My tester came with the 6-speed automatic transmission that was new for 2014. This unit allows cruising at highways speeds spinning just under 2,000 rpm. Can anyone say fuel savings? Power delivery on the 2.0-liter SkyActiv is generally good. There isn’t as much power as I would like down low, but there is a good amount power past 2,500rpm, then the engine maintains a flat torque curve all the way through the power band. The 2.0-liter SkyActiv is rated for 7.8 L/100km City and 5.7 L/100km highway. During my week that included some snow driving, I found my average fuel economy to hover around 7.5 L/100km over a 60/40 split.
Fitted to my test car was a set of P205/60R16 Yokohama iceGuard iG20s. During a particularly icy and snowy Tuesday night during my test week I had to run an errand. In between my errand and I stood a kilometre-long hill that is quite steep. When I approached the bottom of the hill I was quite nervous seeing that there were 3 cars near the midway point of the hill that were pulled over with their hazards on—seemingly stuck. Let’s just say the Yokohama’s did their job and I made my ascent of that dastardly icy hill with no hesitations at all.
In terms of pricing, the 2015 Mazda3 GS Sedan is priced starting at $21,095. The as-tested price is $23,295. For a car that aims itself up market in terms of interior quality, an efficient yet peppy engine, and very sharp driving dynamics, the 2015 Mazda3 would be a very good choice as a daily driver.
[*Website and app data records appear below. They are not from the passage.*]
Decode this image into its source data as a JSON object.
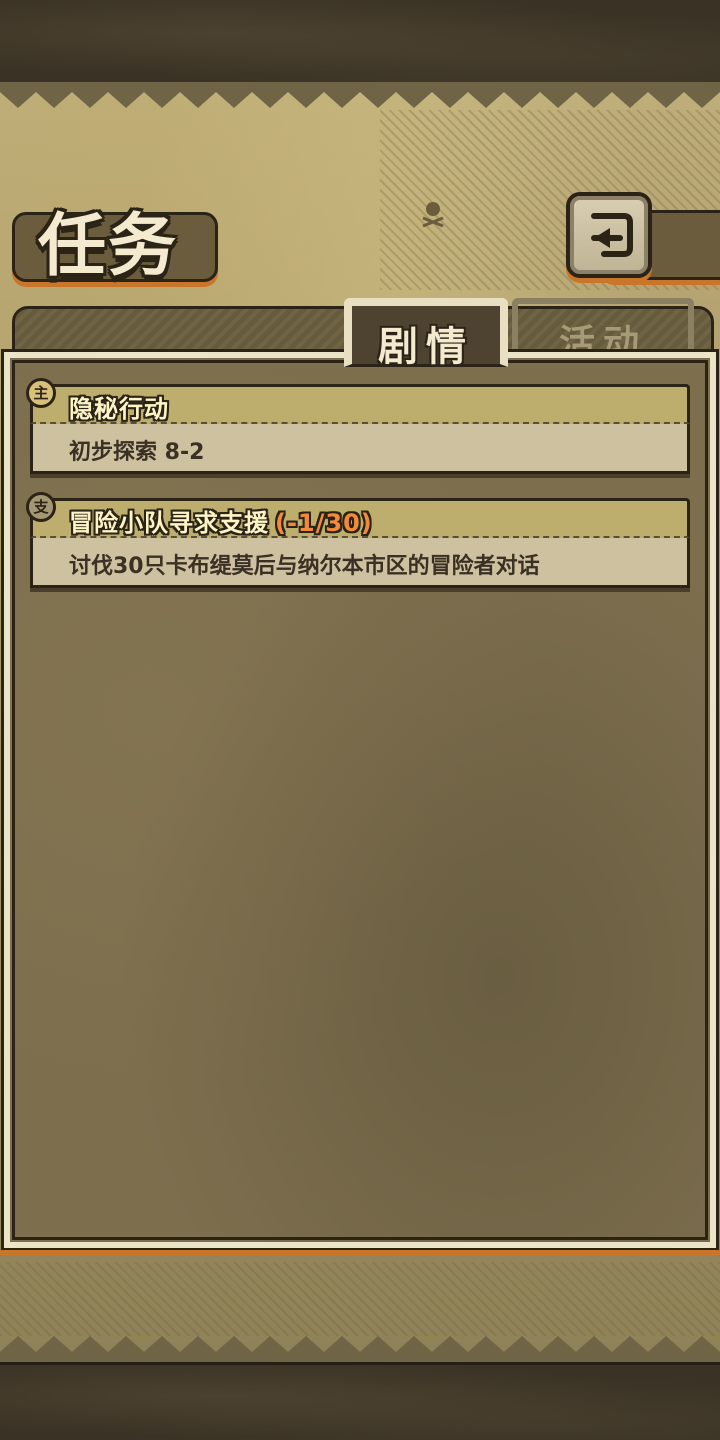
{
  "header": {
    "title": "任务",
    "back_icon": "back-arrow-icon"
  },
  "tabs": [
    {
      "label": "剧情",
      "active": true
    },
    {
      "label": "活动",
      "active": false
    }
  ],
  "quests": [
    {
      "type_badge": "主",
      "type": "main",
      "title": "隐秘行动",
      "progress": "",
      "description": "初步探索 8-2"
    },
    {
      "type_badge": "支",
      "type": "side",
      "title": "冒险小队寻求支援",
      "progress": "(-1/30)",
      "description": "讨伐30只卡布缇莫后与纳尔本市区的冒险者对话"
    }
  ],
  "colors": {
    "accent_orange": "#c9752a",
    "progress_orange": "#f28a3a",
    "outline": "#2b2416",
    "parchment": "#bfae7a"
  }
}
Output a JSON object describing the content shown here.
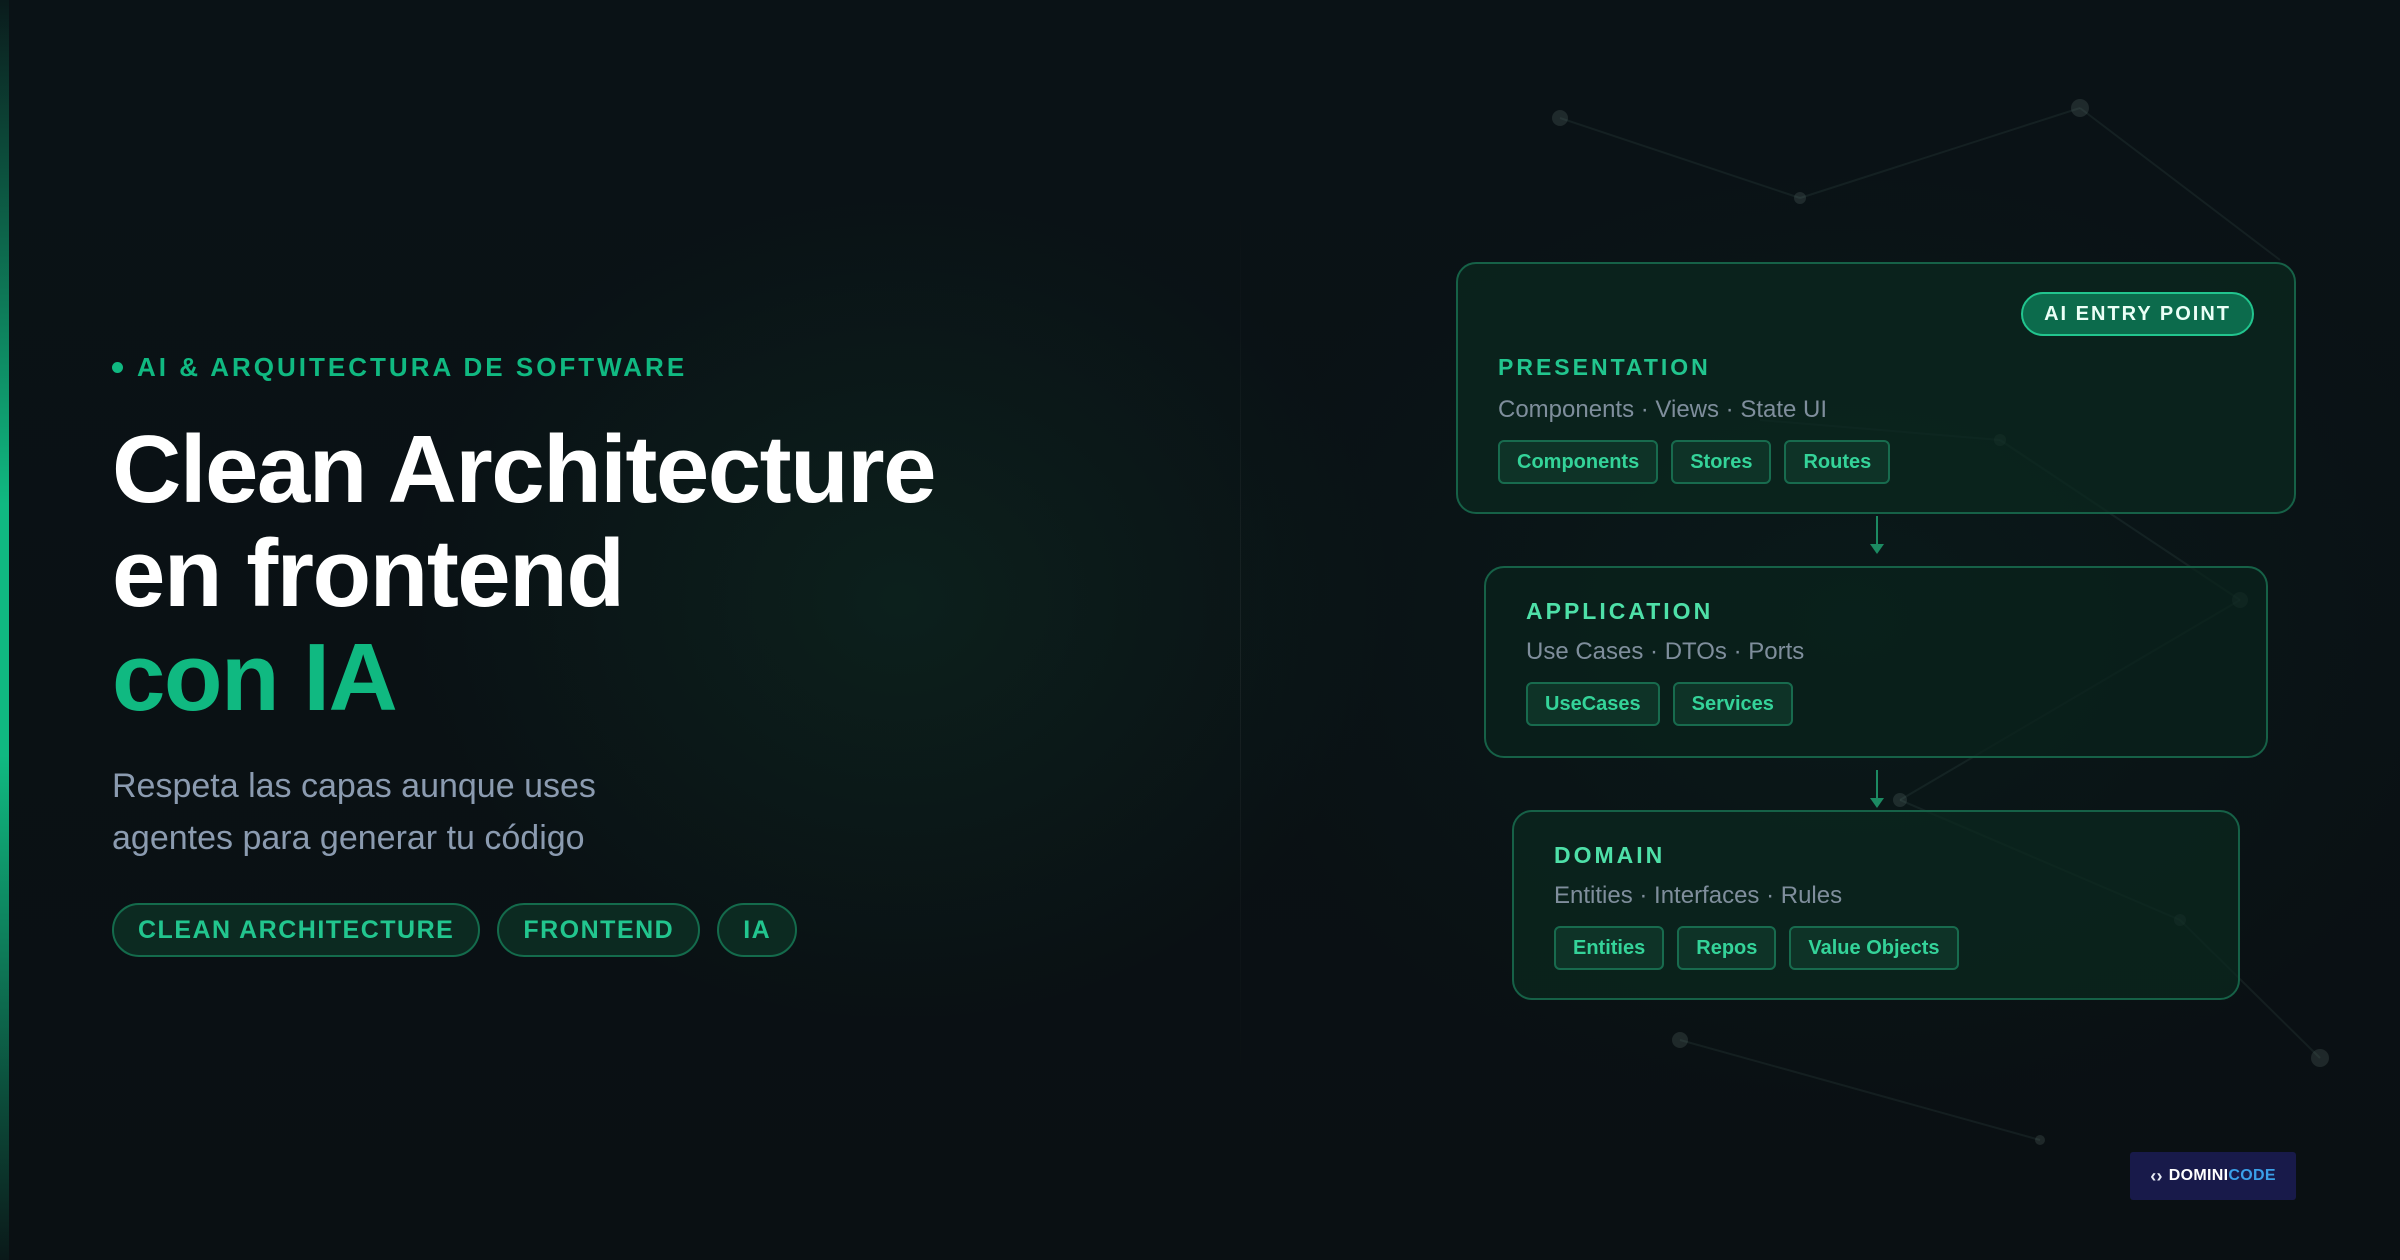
{
  "eyebrow": "AI & ARQUITECTURA DE SOFTWARE",
  "title": {
    "line1": "Clean Architecture",
    "line2": "en frontend",
    "line3": "con IA"
  },
  "subtitle": {
    "line1": "Respeta las capas aunque uses",
    "line2": "agentes para generar tu código"
  },
  "tags": [
    "CLEAN ARCHITECTURE",
    "FRONTEND",
    "IA"
  ],
  "layers": {
    "presentation": {
      "title": "PRESENTATION",
      "subtitle": "Components · Views · State UI",
      "chips": [
        "Components",
        "Stores",
        "Routes"
      ],
      "badge": "AI ENTRY POINT"
    },
    "application": {
      "title": "APPLICATION",
      "subtitle": "Use Cases · DTOs · Ports",
      "chips": [
        "UseCases",
        "Services"
      ]
    },
    "domain": {
      "title": "DOMAIN",
      "subtitle": "Entities · Interfaces · Rules",
      "chips": [
        "Entities",
        "Repos",
        "Value Objects"
      ]
    }
  },
  "brand": {
    "mark": "‹›",
    "name_part1": "DOMINI",
    "name_part2": "CODE"
  },
  "colors": {
    "accent": "#10b981",
    "background": "#0a1014",
    "card_border": "#166147",
    "brand_blue": "#3aa0e8"
  },
  "icons": [
    "eyebrow-dot-icon",
    "arrow-down-icon",
    "brand-code-icon"
  ]
}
For anyone shopping in the compact segment, it’s essential to at least try the Mazda3.